Cheap law weakens God's demand for perfection, and in doing so, breathes life into the old creature and his quest for a righteousness of his own making. . . . Cheap law tells us that we've fallen, but there's good news, you can get back up again. . . . Therein lies the great heresy of cheap law: it is a false gospel. And it cheapens—no—it nullifies grace.Only when we see that the way of God's law is absolutely inflexible will we see that God's grace is absolutely indispensable. A high view of the law reminds us that God accepts us on the basis of Christ's perfection, not our progress. Grace, properly understood, is the movement of a holy God toward an unholy people. He doesn't cheapen the law or ease its requirements. He fulfills them in his Son, who then gives his righteousness to us. That's the gospel. Pure and simple.
Wednesday, October 9, 2013

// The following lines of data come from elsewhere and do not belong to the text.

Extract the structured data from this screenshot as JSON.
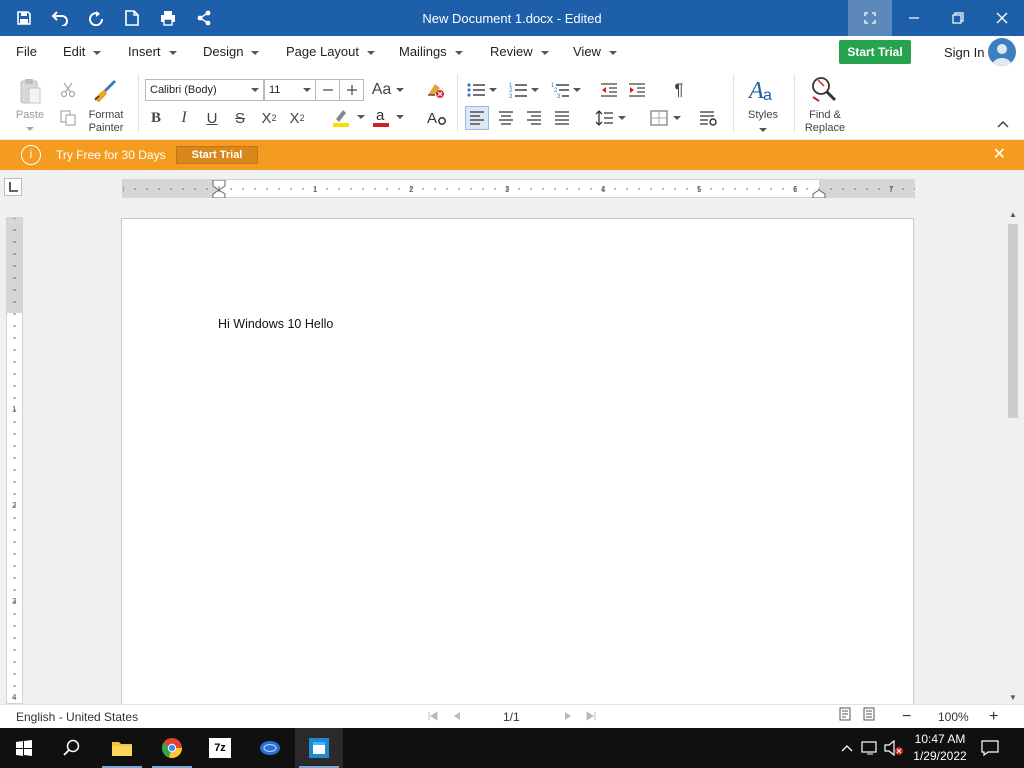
{
  "window": {
    "title": "New Document 1.docx - Edited",
    "quick_access": [
      "save-icon",
      "undo-icon",
      "redo-icon",
      "new-document-icon",
      "print-icon",
      "share-icon"
    ],
    "controls": [
      "fullscreen-icon",
      "minimize-icon",
      "restore-icon",
      "close-icon"
    ]
  },
  "menu": {
    "items": [
      "File",
      "Edit",
      "Insert",
      "Design",
      "Page Layout",
      "Mailings",
      "Review",
      "View"
    ],
    "start_trial": "Start Trial",
    "sign_in": "Sign In"
  },
  "ribbon": {
    "paste_label": "Paste",
    "format_painter_label": "Format Painter",
    "font_name": "Calibri (Body)",
    "font_size": "11",
    "styles_label": "Styles",
    "find_replace_label": "Find & Replace",
    "accent_color": "#1d5fa8",
    "highlight_color": "#f5e000",
    "font_color": "#d61f1f"
  },
  "banner": {
    "message": "Try Free for 30 Days",
    "button": "Start Trial",
    "color": "#f39c1f"
  },
  "ruler": {
    "h_numbers": [
      "1",
      "2",
      "3",
      "4",
      "5",
      "6",
      "7"
    ],
    "v_numbers": [
      "1",
      "2",
      "3",
      "4"
    ]
  },
  "document": {
    "text": "Hi Windows 10 Hello"
  },
  "status": {
    "language": "English - United States",
    "page": "1/1",
    "zoom": "100%"
  },
  "taskbar": {
    "time": "10:47 AM",
    "date": "1/29/2022"
  }
}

The Biggest Problem Facing the Church Today is not "cheap grace" but "cheap law"
J. Gresham Machen counterintutively noted, "A low view of law always produces legalism; a high view of law makes a person a seeker after grace." The reason this seems so counterintuitive is because most people think those who talk a lot about grace have a low view of God's law (hence, the regular charge of antinomianism). Others think those with a high view of the law are the legalists. But Machen makes the compelling point that it's a low view of the law that produces legalism, since a low view of the law causes us to conclude we can do it—the bar is low enough for us to jump over. A low view of the law makes us think the standards are attainable, the goals reachable, the demands doable. This means, contrary to what some Christians would have you believe, the biggest problem facing the church today is not "cheap grace" but "cheap law"—the idea that God accepts anything less than the perfect righteousness of Jesus. As essayist John Dink writes,